CASA Committee Members: Rebecca Burton, Marcia Johnson, and Sally Stubbs,
with Cheryl Foggo, Tara Goldstein, Rachel Kennedy, Conni Massing, Hope McIntyre, Natalie Meisner, Monique Renaud, and Colleen Wagner
ARC Theatre, Deborah Drakeford
Canadian Stage, Brendan Healy
Greenthumb and PTC/Vancouver Fundraising Team
Factory Theatre, Nina Lee Aquino
OISE, Tara Goldstein
CASA Jury Members: 2017-2021
Mari Bortslap, Caroline Calburn, Nadia Davids, Amy Jephta, Janice L. Honeyman, Marcia Johnson (Chair), Mwenya Kabwe, Sara Matchett, Lieketso Mohoto, Jennie Reznek, Jacqui Singer, Sally Stubbs (Chair) and Philisiwe Twijnstra.
Each year the CASA jury reviewed many excellent applications by South African womxn who were bravely engaging with challenging and personal subject matter. We would like to also celebrate the following playwrights, who the jury singled out for their excellent submissions:
Iman Isaacs, Qondiswa James, Mercy Kannemeyer, Daisy ‘Dmapz’ Maphathe, Campbell-Jessica Meas, Bongumusa Mnisi, Napo Masheane, Ameera Patel, Nwabisa Plaatjie, and Sanalisiwe Yekani.
This documentary celebrates the final year of the CASA Award and all of its recipients.
CASA simply wouldn’t have been possible without the generous support of three anonymous donors and many, many others who gave money or their time towards this project. We thank you from the bottom of our hearts. We also wish to thank our South African team, led by the amazing Amy Jeptha, along with Gerard Bester in Johannesburg, and Caroline Calburne of Theatre Arts in Cape Town.
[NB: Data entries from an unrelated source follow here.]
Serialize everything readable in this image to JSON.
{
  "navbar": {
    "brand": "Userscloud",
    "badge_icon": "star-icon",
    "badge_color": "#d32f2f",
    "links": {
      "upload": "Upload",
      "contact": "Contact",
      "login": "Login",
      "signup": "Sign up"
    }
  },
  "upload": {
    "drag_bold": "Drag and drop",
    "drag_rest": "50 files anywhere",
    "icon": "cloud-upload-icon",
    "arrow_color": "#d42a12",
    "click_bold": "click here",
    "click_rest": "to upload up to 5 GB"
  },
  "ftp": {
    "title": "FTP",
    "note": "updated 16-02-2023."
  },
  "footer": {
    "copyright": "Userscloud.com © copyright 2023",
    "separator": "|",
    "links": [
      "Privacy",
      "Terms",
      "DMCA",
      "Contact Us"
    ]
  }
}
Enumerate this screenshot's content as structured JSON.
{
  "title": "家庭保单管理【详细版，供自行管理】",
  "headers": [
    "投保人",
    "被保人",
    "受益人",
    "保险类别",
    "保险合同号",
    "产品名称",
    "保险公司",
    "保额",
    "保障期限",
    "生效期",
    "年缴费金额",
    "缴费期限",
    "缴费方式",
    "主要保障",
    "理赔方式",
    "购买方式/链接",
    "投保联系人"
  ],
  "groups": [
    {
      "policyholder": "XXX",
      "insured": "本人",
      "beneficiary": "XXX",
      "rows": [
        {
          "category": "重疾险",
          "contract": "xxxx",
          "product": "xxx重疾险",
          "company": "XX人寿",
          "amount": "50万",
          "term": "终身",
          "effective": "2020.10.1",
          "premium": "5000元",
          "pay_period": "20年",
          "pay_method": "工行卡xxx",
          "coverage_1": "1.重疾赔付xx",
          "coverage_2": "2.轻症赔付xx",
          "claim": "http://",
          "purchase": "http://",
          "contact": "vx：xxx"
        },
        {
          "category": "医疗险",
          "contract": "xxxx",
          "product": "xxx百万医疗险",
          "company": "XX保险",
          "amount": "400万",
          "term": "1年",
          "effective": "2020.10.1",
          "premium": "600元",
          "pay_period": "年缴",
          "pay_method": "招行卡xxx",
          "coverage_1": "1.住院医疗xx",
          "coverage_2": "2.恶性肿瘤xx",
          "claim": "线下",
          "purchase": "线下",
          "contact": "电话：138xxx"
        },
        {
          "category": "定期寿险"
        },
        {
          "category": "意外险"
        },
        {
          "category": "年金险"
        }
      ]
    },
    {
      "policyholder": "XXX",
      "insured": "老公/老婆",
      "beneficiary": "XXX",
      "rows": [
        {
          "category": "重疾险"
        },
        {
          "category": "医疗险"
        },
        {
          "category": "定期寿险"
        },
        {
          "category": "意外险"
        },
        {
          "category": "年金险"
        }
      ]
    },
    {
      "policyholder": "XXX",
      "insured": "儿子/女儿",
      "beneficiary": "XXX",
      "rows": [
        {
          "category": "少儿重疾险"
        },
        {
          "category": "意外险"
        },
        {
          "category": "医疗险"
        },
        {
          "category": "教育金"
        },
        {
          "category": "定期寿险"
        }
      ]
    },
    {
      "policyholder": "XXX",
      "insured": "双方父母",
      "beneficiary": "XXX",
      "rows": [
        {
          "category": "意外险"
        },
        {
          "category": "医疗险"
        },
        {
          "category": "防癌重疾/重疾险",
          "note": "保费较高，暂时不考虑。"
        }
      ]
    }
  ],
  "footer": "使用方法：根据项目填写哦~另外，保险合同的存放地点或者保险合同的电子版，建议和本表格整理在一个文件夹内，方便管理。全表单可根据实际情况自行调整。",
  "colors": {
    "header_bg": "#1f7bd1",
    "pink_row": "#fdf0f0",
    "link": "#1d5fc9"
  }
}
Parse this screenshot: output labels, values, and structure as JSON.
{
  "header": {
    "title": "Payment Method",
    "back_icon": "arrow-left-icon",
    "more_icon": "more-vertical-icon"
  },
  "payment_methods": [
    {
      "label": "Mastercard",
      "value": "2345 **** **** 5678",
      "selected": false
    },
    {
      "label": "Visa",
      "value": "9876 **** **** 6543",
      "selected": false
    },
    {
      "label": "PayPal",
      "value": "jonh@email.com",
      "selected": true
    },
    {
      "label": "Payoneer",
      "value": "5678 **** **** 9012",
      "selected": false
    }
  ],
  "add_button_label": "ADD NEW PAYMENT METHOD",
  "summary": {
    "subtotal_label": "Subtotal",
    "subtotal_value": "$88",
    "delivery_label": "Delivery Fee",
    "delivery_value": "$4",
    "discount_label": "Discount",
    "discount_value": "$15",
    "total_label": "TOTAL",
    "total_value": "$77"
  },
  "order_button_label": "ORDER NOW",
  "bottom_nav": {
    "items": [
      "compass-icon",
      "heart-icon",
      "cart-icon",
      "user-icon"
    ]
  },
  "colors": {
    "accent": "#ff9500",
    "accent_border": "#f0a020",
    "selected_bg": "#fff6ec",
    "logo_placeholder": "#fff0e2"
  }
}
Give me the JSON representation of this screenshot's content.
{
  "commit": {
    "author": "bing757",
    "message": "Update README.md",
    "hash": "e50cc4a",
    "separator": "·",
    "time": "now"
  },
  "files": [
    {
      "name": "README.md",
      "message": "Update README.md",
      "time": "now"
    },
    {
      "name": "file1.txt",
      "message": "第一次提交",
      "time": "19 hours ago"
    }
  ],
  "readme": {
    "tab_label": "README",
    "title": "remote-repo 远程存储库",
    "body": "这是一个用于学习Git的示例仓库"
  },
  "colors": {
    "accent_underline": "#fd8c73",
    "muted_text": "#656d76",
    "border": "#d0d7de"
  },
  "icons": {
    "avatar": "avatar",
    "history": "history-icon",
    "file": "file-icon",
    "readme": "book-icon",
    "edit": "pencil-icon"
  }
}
For further information about CASA please contact:
Beverley Cooper at firstname.lastname@example.org